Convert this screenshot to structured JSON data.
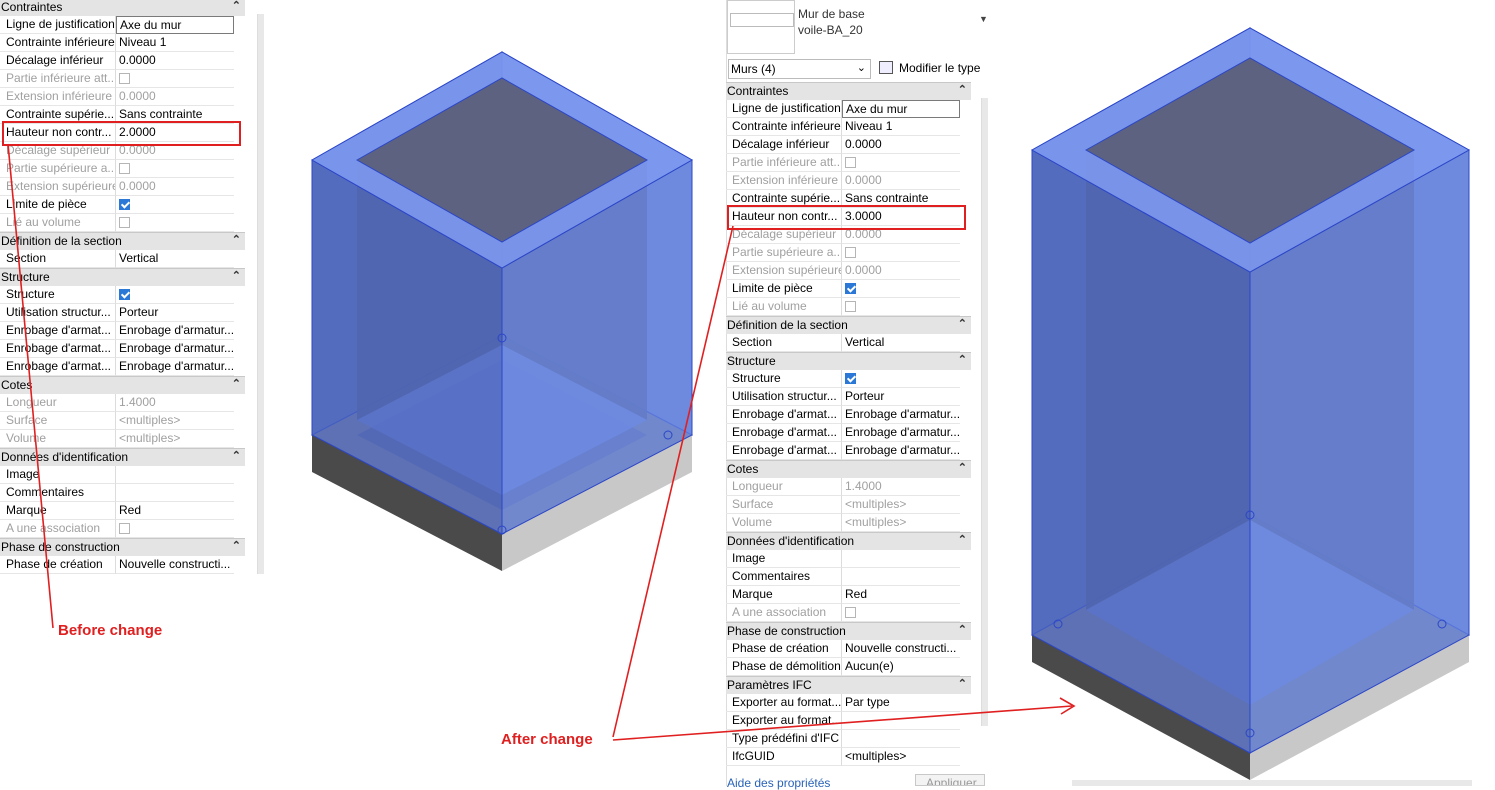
{
  "left_panel": {
    "categories": {
      "contraintes": "Contraintes",
      "section": "Définition de la section",
      "structure": "Structure",
      "cotes": "Cotes",
      "identification": "Données d'identification",
      "phase": "Phase de construction"
    },
    "rows": {
      "r1": {
        "name": "Ligne de justification",
        "value": "Axe du mur"
      },
      "r2": {
        "name": "Contrainte inférieure",
        "value": "Niveau 1"
      },
      "r3": {
        "name": "Décalage inférieur",
        "value": "0.0000"
      },
      "r4": {
        "name": "Partie inférieure att...",
        "value": ""
      },
      "r5": {
        "name": "Extension inférieure",
        "value": "0.0000"
      },
      "r6": {
        "name": "Contrainte supérie...",
        "value": "Sans contrainte"
      },
      "r7": {
        "name": "Hauteur non contr...",
        "value": "2.0000"
      },
      "r8": {
        "name": "Décalage supérieur",
        "value": "0.0000"
      },
      "r9": {
        "name": "Partie supérieure a...",
        "value": ""
      },
      "r10": {
        "name": "Extension supérieure",
        "value": "0.0000"
      },
      "r11": {
        "name": "Limite de pièce",
        "value": ""
      },
      "r12": {
        "name": "Lié au volume",
        "value": ""
      },
      "r13": {
        "name": "Section",
        "value": "Vertical"
      },
      "r14": {
        "name": "Structure",
        "value": ""
      },
      "r15": {
        "name": "Utilisation structur...",
        "value": "Porteur"
      },
      "r16": {
        "name": "Enrobage d'armat...",
        "value": "Enrobage d'armatur..."
      },
      "r17": {
        "name": "Enrobage d'armat...",
        "value": "Enrobage d'armatur..."
      },
      "r18": {
        "name": "Enrobage d'armat...",
        "value": "Enrobage d'armatur..."
      },
      "r19": {
        "name": "Longueur",
        "value": "1.4000"
      },
      "r20": {
        "name": "Surface",
        "value": "<multiples>"
      },
      "r21": {
        "name": "Volume",
        "value": "<multiples>"
      },
      "r22": {
        "name": "Image",
        "value": ""
      },
      "r23": {
        "name": "Commentaires",
        "value": ""
      },
      "r24": {
        "name": "Marque",
        "value": "Red"
      },
      "r25": {
        "name": "A une association",
        "value": ""
      },
      "r26": {
        "name": "Phase de création",
        "value": "Nouvelle constructi..."
      }
    }
  },
  "right_panel": {
    "type_name_line1": "Mur de base",
    "type_name_line2": "voile-BA_20",
    "selector": "Murs (4)",
    "edit_type": "Modifier le type",
    "categories": {
      "contraintes": "Contraintes",
      "section": "Définition de la section",
      "structure": "Structure",
      "cotes": "Cotes",
      "identification": "Données d'identification",
      "phase": "Phase de construction",
      "ifc": "Paramètres IFC"
    },
    "rows": {
      "r1": {
        "name": "Ligne de justification",
        "value": "Axe du mur"
      },
      "r2": {
        "name": "Contrainte inférieure",
        "value": "Niveau 1"
      },
      "r3": {
        "name": "Décalage inférieur",
        "value": "0.0000"
      },
      "r4": {
        "name": "Partie inférieure att...",
        "value": ""
      },
      "r5": {
        "name": "Extension inférieure",
        "value": "0.0000"
      },
      "r6": {
        "name": "Contrainte supérie...",
        "value": "Sans contrainte"
      },
      "r7": {
        "name": "Hauteur non contr...",
        "value": "3.0000"
      },
      "r8": {
        "name": "Décalage supérieur",
        "value": "0.0000"
      },
      "r9": {
        "name": "Partie supérieure a...",
        "value": ""
      },
      "r10": {
        "name": "Extension supérieure",
        "value": "0.0000"
      },
      "r11": {
        "name": "Limite de pièce",
        "value": ""
      },
      "r12": {
        "name": "Lié au volume",
        "value": ""
      },
      "r13": {
        "name": "Section",
        "value": "Vertical"
      },
      "r14": {
        "name": "Structure",
        "value": ""
      },
      "r15": {
        "name": "Utilisation structur...",
        "value": "Porteur"
      },
      "r16": {
        "name": "Enrobage d'armat...",
        "value": "Enrobage d'armatur..."
      },
      "r17": {
        "name": "Enrobage d'armat...",
        "value": "Enrobage d'armatur..."
      },
      "r18": {
        "name": "Enrobage d'armat...",
        "value": "Enrobage d'armatur..."
      },
      "r19": {
        "name": "Longueur",
        "value": "1.4000"
      },
      "r20": {
        "name": "Surface",
        "value": "<multiples>"
      },
      "r21": {
        "name": "Volume",
        "value": "<multiples>"
      },
      "r22": {
        "name": "Image",
        "value": ""
      },
      "r23": {
        "name": "Commentaires",
        "value": ""
      },
      "r24": {
        "name": "Marque",
        "value": "Red"
      },
      "r25": {
        "name": "A une association",
        "value": ""
      },
      "r26": {
        "name": "Phase de création",
        "value": "Nouvelle constructi..."
      },
      "r27": {
        "name": "Phase de démolition",
        "value": "Aucun(e)"
      },
      "r28": {
        "name": "Exporter au format...",
        "value": "Par type"
      },
      "r29": {
        "name": "Exporter au format...",
        "value": ""
      },
      "r30": {
        "name": "Type prédéfini d'IFC",
        "value": ""
      },
      "r31": {
        "name": "IfcGUID",
        "value": "<multiples>"
      }
    },
    "help_link": "Aide des propriétés",
    "apply_button": "Appliquer"
  },
  "annotations": {
    "before": "Before change",
    "after": "After change"
  },
  "colors": {
    "annotation_red": "#e02020",
    "wall_blue": "#5a7ee8",
    "wall_edge": "#2244cc",
    "slab_gray": "#9a9a9a"
  }
}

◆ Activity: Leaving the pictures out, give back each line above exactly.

◆ Solved exercise:
Convert this screenshot to structured JSON data.
{
  "left_panel": {
    "categories": {
      "contraintes": "Contraintes",
      "section": "Définition de la section",
      "structure": "Structure",
      "cotes": "Cotes",
      "identification": "Données d'identification",
      "phase": "Phase de construction"
    },
    "rows": {
      "r1": {
        "name": "Ligne de justification",
        "value": "Axe du mur"
      },
      "r2": {
        "name": "Contrainte inférieure",
        "value": "Niveau 1"
      },
      "r3": {
        "name": "Décalage inférieur",
        "value": "0.0000"
      },
      "r4": {
        "name": "Partie inférieure att...",
        "value": ""
      },
      "r5": {
        "name": "Extension inférieure",
        "value": "0.0000"
      },
      "r6": {
        "name": "Contrainte supérie...",
        "value": "Sans contrainte"
      },
      "r7": {
        "name": "Hauteur non contr...",
        "value": "2.0000"
      },
      "r8": {
        "name": "Décalage supérieur",
        "value": "0.0000"
      },
      "r9": {
        "name": "Partie supérieure a...",
        "value": ""
      },
      "r10": {
        "name": "Extension supérieure",
        "value": "0.0000"
      },
      "r11": {
        "name": "Limite de pièce",
        "value": ""
      },
      "r12": {
        "name": "Lié au volume",
        "value": ""
      },
      "r13": {
        "name": "Section",
        "value": "Vertical"
      },
      "r14": {
        "name": "Structure",
        "value": ""
      },
      "r15": {
        "name": "Utilisation structur...",
        "value": "Porteur"
      },
      "r16": {
        "name": "Enrobage d'armat...",
        "value": "Enrobage d'armatur..."
      },
      "r17": {
        "name": "Enrobage d'armat...",
        "value": "Enrobage d'armatur..."
      },
      "r18": {
        "name": "Enrobage d'armat...",
        "value": "Enrobage d'armatur..."
      },
      "r19": {
        "name": "Longueur",
        "value": "1.4000"
      },
      "r20": {
        "name": "Surface",
        "value": "<multiples>"
      },
      "r21": {
        "name": "Volume",
        "value": "<multiples>"
      },
      "r22": {
        "name": "Image",
        "value": ""
      },
      "r23": {
        "name": "Commentaires",
        "value": ""
      },
      "r24": {
        "name": "Marque",
        "value": "Red"
      },
      "r25": {
        "name": "A une association",
        "value": ""
      },
      "r26": {
        "name": "Phase de création",
        "value": "Nouvelle constructi..."
      }
    }
  },
  "right_panel": {
    "type_name_line1": "Mur de base",
    "type_name_line2": "voile-BA_20",
    "selector": "Murs (4)",
    "edit_type": "Modifier le type",
    "categories": {
      "contraintes": "Contraintes",
      "section": "Définition de la section",
      "structure": "Structure",
      "cotes": "Cotes",
      "identification": "Données d'identification",
      "phase": "Phase de construction",
      "ifc": "Paramètres IFC"
    },
    "rows": {
      "r1": {
        "name": "Ligne de justification",
        "value": "Axe du mur"
      },
      "r2": {
        "name": "Contrainte inférieure",
        "value": "Niveau 1"
      },
      "r3": {
        "name": "Décalage inférieur",
        "value": "0.0000"
      },
      "r4": {
        "name": "Partie inférieure att...",
        "value": ""
      },
      "r5": {
        "name": "Extension inférieure",
        "value": "0.0000"
      },
      "r6": {
        "name": "Contrainte supérie...",
        "value": "Sans contrainte"
      },
      "r7": {
        "name": "Hauteur non contr...",
        "value": "3.0000"
      },
      "r8": {
        "name": "Décalage supérieur",
        "value": "0.0000"
      },
      "r9": {
        "name": "Partie supérieure a...",
        "value": ""
      },
      "r10": {
        "name": "Extension supérieure",
        "value": "0.0000"
      },
      "r11": {
        "name": "Limite de pièce",
        "value": ""
      },
      "r12": {
        "name": "Lié au volume",
        "value": ""
      },
      "r13": {
        "name": "Section",
        "value": "Vertical"
      },
      "r14": {
        "name": "Structure",
        "value": ""
      },
      "r15": {
        "name": "Utilisation structur...",
        "value": "Porteur"
      },
      "r16": {
        "name": "Enrobage d'armat...",
        "value": "Enrobage d'armatur..."
      },
      "r17": {
        "name": "Enrobage d'armat...",
        "value": "Enrobage d'armatur..."
      },
      "r18": {
        "name": "Enrobage d'armat...",
        "value": "Enrobage d'armatur..."
      },
      "r19": {
        "name": "Longueur",
        "value": "1.4000"
      },
      "r20": {
        "name": "Surface",
        "value": "<multiples>"
      },
      "r21": {
        "name": "Volume",
        "value": "<multiples>"
      },
      "r22": {
        "name": "Image",
        "value": ""
      },
      "r23": {
        "name": "Commentaires",
        "value": ""
      },
      "r24": {
        "name": "Marque",
        "value": "Red"
      },
      "r25": {
        "name": "A une association",
        "value": ""
      },
      "r26": {
        "name": "Phase de création",
        "value": "Nouvelle constructi..."
      },
      "r27": {
        "name": "Phase de démolition",
        "value": "Aucun(e)"
      },
      "r28": {
        "name": "Exporter au format...",
        "value": "Par type"
      },
      "r29": {
        "name": "Exporter au format...",
        "value": ""
      },
      "r30": {
        "name": "Type prédéfini d'IFC",
        "value": ""
      },
      "r31": {
        "name": "IfcGUID",
        "value": "<multiples>"
      }
    },
    "help_link": "Aide des propriétés",
    "apply_button": "Appliquer"
  },
  "annotations": {
    "before": "Before change",
    "after": "After change"
  },
  "colors": {
    "annotation_red": "#e02020",
    "wall_blue": "#5a7ee8",
    "wall_edge": "#2244cc",
    "slab_gray": "#9a9a9a"
  }
}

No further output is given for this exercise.